Carthart jacket by Robert Geller
So as you’ve noticed, I’ve been shitting on the New York Spring 2011 collections here and there and the rage continues in this post. I recently checked out picks by GQ’s fashion editors for Spring 2011 and again, either I don’t understand a thing about fashion forecasting or my tastes are just not as current as they used to be. I don’t feel American menswear is going in an attractive direction. Each season, I look forward to new colours, cuts and ideas. And any fashionister with a discerning eye can pick and choose pieces to inspire their own wardrobe. I just feel like I’m not completely onboard with next year’s proposed trends. In menswear (and especially in womenswear), it’s common for a brand to create looks that transcend what can actually be worn on the street. In everyday life, men aren’t wearing giant fur-lined epaulettes or 18-hole combat boots unless you’re Brandon Flowers. But the fantasy of each season’s aesthetics inspire the consumer to choose a certain cut, a specific detail or a newly developed colour. That’s how most trends are formed: starts at the top and depending on the speed of culture in a certain city, it trickles eventually to the massive retail markets, often taking years for it to hit the mainstream. There’s a certain hierarchical movement with clothes that isn’t always obvious to the Saturday afternoon mall dweller.
The next season seems to be a plethora of more plaid, stripes, woodsmen gear and lazy househusbands who work from home. I thought the pendulum was going to swing back to subtle glamour and even a bit of utilitarian fetish (military, sleek leathers, more tailoring) for 2011. Europe seems to be going that way again: less frayed edges, knits, pure hues, more polished looks with a hint of Euro nerdiness. New York fashion week seemed a little too costume-y for my tastes. I liked certain pieces here and there but the overall feel of the clothes leaves me wanting to flee for Milan. Plaid’s here, it’s queer and we have to get used to it.
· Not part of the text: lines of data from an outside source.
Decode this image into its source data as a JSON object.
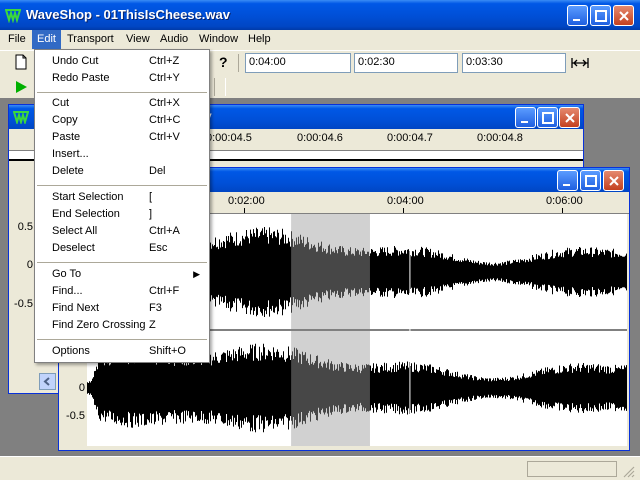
{
  "window": {
    "title": "WaveShop - 01ThisIsCheese.wav"
  },
  "menubar": {
    "items": [
      {
        "label": "File"
      },
      {
        "label": "Edit"
      },
      {
        "label": "Transport"
      },
      {
        "label": "View"
      },
      {
        "label": "Audio"
      },
      {
        "label": "Window"
      },
      {
        "label": "Help"
      }
    ]
  },
  "toolbar": {
    "time_start": "0:04:00",
    "time_length": "0:02:30",
    "time_end": "0:03:30"
  },
  "edit_menu": {
    "items": [
      {
        "label": "Undo Cut",
        "shortcut": "Ctrl+Z"
      },
      {
        "label": "Redo Paste",
        "shortcut": "Ctrl+Y"
      },
      {
        "label": "Cut",
        "shortcut": "Ctrl+X"
      },
      {
        "label": "Copy",
        "shortcut": "Ctrl+C"
      },
      {
        "label": "Paste",
        "shortcut": "Ctrl+V"
      },
      {
        "label": "Insert...",
        "shortcut": ""
      },
      {
        "label": "Delete",
        "shortcut": "Del"
      },
      {
        "label": "Start Selection",
        "shortcut": "["
      },
      {
        "label": "End Selection",
        "shortcut": "]"
      },
      {
        "label": "Select All",
        "shortcut": "Ctrl+A"
      },
      {
        "label": "Deselect",
        "shortcut": "Esc"
      },
      {
        "label": "Go To",
        "shortcut": ""
      },
      {
        "label": "Find...",
        "shortcut": "Ctrl+F"
      },
      {
        "label": "Find Next",
        "shortcut": "F3"
      },
      {
        "label": "Find Zero Crossing",
        "shortcut": "Z"
      },
      {
        "label": "Options",
        "shortcut": "Shift+O"
      }
    ]
  },
  "back_window": {
    "ruler_labels": [
      "0:00:04.5",
      "0:00:04.6",
      "0:00:04.7",
      "0:00:04.8"
    ],
    "y_labels": [
      "0.5",
      "0",
      "-0.5"
    ],
    "partial_title_char": "y"
  },
  "front_window": {
    "ruler_labels": [
      "0:02:00",
      "0:04:00",
      "0:06:00"
    ],
    "y_labels": [
      "0",
      "-0.5"
    ],
    "selection_fraction": [
      0.378,
      0.524
    ],
    "cursor_fraction": 0.598
  },
  "colors": {
    "titlebar": "#0054e3",
    "selection": "#c0c0c0",
    "menu_highlight": "#316ac5"
  }
}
Here are some of GQ’s ghastly picks for menswear Spring 2011:
I don’t even understand what this is. I appreciate the colour combination but it just looks uninspired and awkward. Robert Geller is super talented but this falls flat.
The Hawaiian shirt should never make any appearances on a runway. I’ve seen it in a few other editorials and it’s one of those “must haves” that go right over people’s heads. I don’t even think this Gilded Age look would even work on an actual Hawaiian beach. I don’t even want to know how much this is priced at. Frat guys spreading crabs in Cancun don’t deserve any more validation.
Did Marc Jacobs’ creative team shop for inspiration at Old Navy? I get the bag and the shoes. Even the pants and belt are cute. But man, that shirt is something my uncle’s wife would buy me for Christmas. Sometimes I think designers should be forced to wear their own clothes for a week.
I think the GQ editor said that he really liked the addition of the bandanna to this Michael Bastian outfit. Okay… The shoes are horrendous (what is he, coming home from 3-on-3 basketball?), the shorts don’t match and the tangerine jumper makes me want to eat a Creamsicle.
My philosophy is that if it doesn’t even look good on a professional model, it will probably never look good on you.
More to come…